Tapering and Planning: Key West Half Marathon Less than Two Weeks Away

key-west-halfIt’s time to taper for the Key West Half Marathon after three dedicated months of sticking to a careful training plan worked out over a post-long run breakfast with Anita at the Campus HiFi Diner. I know some people get twitchy during tapering. But I kind of like it.

I’m really excited about this event. The Niagara Falls Women’s Half Marathon is a “destination” race for some. But since I’ve been going to Niagara Falls ever since I was a kid, it doesn’t have the same sense of destination and adventure, that same “bucket list” feeling, as Key West, which is truly something out of the way for me.

It’s by far the furthest I’ve ever traveled to participate in an event. And that makes it feel special–not to mention that Rebecca and Anita are coming down to Florida for it too. Whoa — talk about bursting with excitement!

As Sam said the other day when she was talking about the ways she and I are different from each other, I’m a planner. Like, a fairly careful planner. Not a shoot for the stars and be happy with the moon-type. If I’m going to end up on the moon, I want to have aimed for the moon in the first place. If the stars are out of reach, then I’d rather not try to get there. Whatever you think of that strategy (if “realistic expectations” are a strategy), it causes me less stress.

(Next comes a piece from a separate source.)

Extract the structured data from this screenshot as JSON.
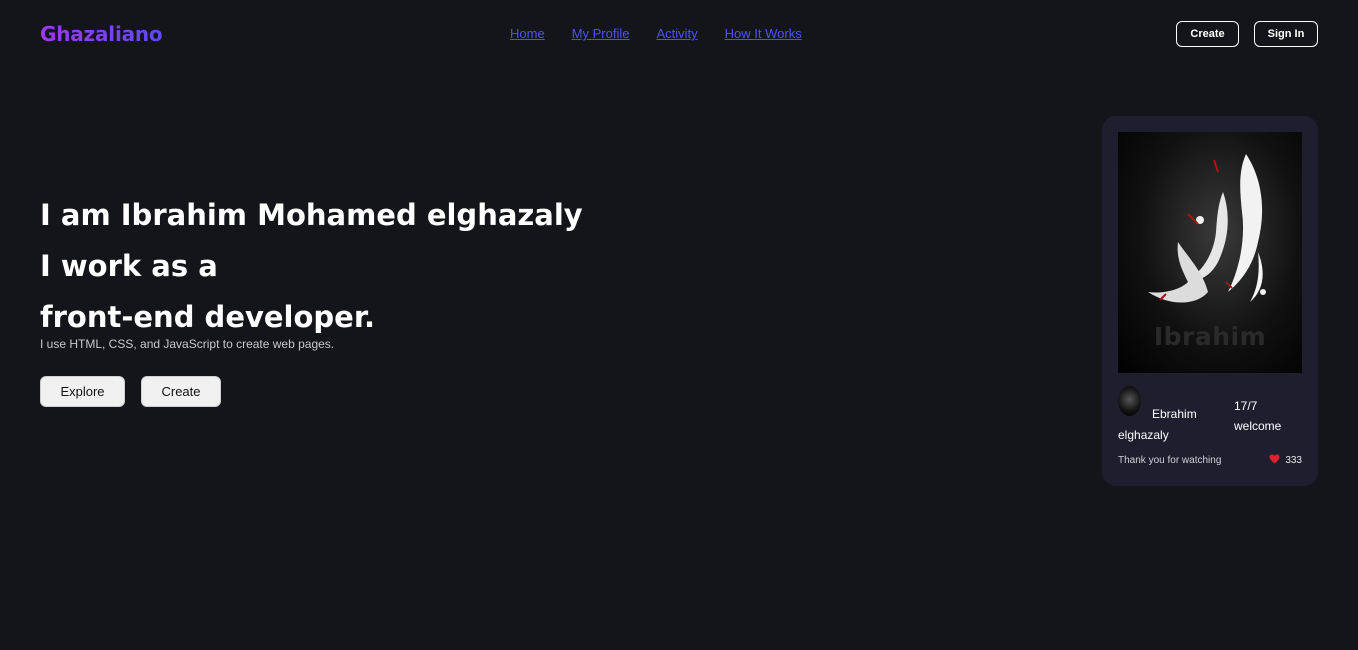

Part of the half marathon plan involves a taper. This is not some new invention, of course. Most experts suggest some sort of tapering off before a big event. The taper usually includes reduced mileage within two weeks of the big day, with the last very long run two weeks prior to the event. Anita and I worked that into our schedule.

New Year’s Day complicated that a bit for me since our original plan (with me doing my 22K and then meeting family at a restaurant on Fort Lauderdale Beach) fell aside when it became clear that January 1st was the only really good day to go sailing before my step-daughter and her partner had to leave. Since they hadn’t sailed on our new catamaran (Guinevere V) before, there was no contest between accommodating my long run and accommodating their opportunity to experience Guinevere V at sea.

So I’m pushing it a bit with my last long run scheduled for Wednesday morning at 6:30 a.m. But other than that, the taper is going as planned. I’ve gotten in some shorter runs in the 5K-10K range, including a little bit of speed work. I’m getting pretty good sleep even if my boat bed isn’t as comfortable as my home bed. As Renald likes to remind me, “sailor’s midnight” is around 8:30-9 p.m. So we’ve had some early nights (not quite that early, but let’s just say we said “happy new year” at around 10:30.

Okay, so I’ve got the running worked into the taper. And the sleeping. The next element of a good taper is refining your nutrition. There’s mixed opinion about what this involves. Rebecca expressed shock yesterday when I sent her a link to this article, which suggests that carb-loading before a half marathon isn’t necessarily supported by the latest research.

The main thing I’ve learned from reading around about nutrition is to stick with what works for you. As a vegan, despite that there are lots of good sources of vegan protein and I am not lacking in that department, my diet is probably more carb heavy than some. The received view is that if that’s what’s working for me, that’s what I should do. And as Rebecca says, regardless of the research, we are going to eat a pasta dinner with bread the night before the race. I like the advice in this article, which seems eminently sensible: experiment before race day. Don’t try anything new on race day.

I usually do oatmeal with soy milk and fruit, and a tea or coffee the morning of an event. I’m going to need to plan ahead for that since I don’t have my usual supplies here on the boat.

It’s also a good idea to know, sort of, what to expect during the event. I’ve learned the hard way about taking energy drinks or gels offered on the course when I’ve not tried those before. Hammer Heed, for example, is not something I can tolerate well after I’m already depleted. The Key West Half is going to be offering water and Ultima Replenisher at every station from the second one on. If I am smart, I’ll get my hands on some Ultima Replenisher before my long run on Wednesday so I can try it out.

We’ll get there on Saturday with plenty of time to kick back, pick up our race kits between noon and 6 p.m. at the Waterfront Brewery on William Street. At the same time we can scope out the start line, just a block away, at Caroline and Grinnell.

One bonus my research turned up that I wasn’t aware of before: live music and entertainment along the race course! I experienced this at my first half marathon, The Toronto Scotiabank Waterfront Half, and it gave me a real boost.

I feel good about my training. Anita and I have felt really good on our longer runs lately. No we’re not gunning for the sub-2:05 time that Rebecca is going for (she can do it! She is one badass athlete!), but we feel comfortable with our goal of finishing under 2:30 provided the heat and humidity do not force a change in that plan.

Anita has already been in touch about dinner plans (Italian!) the night before and brunch plans post-race. Rebecca and her partner are meeting up with us on Guinevere V on the Friday and we’re driving from Fort Lauderdale to Key West on Saturday morning so we be there for the 7 a.m. start on Sunday. It’s all shaping up to be quite the race weekend with good friends, fun times, and a reprieve from the Canadian winter.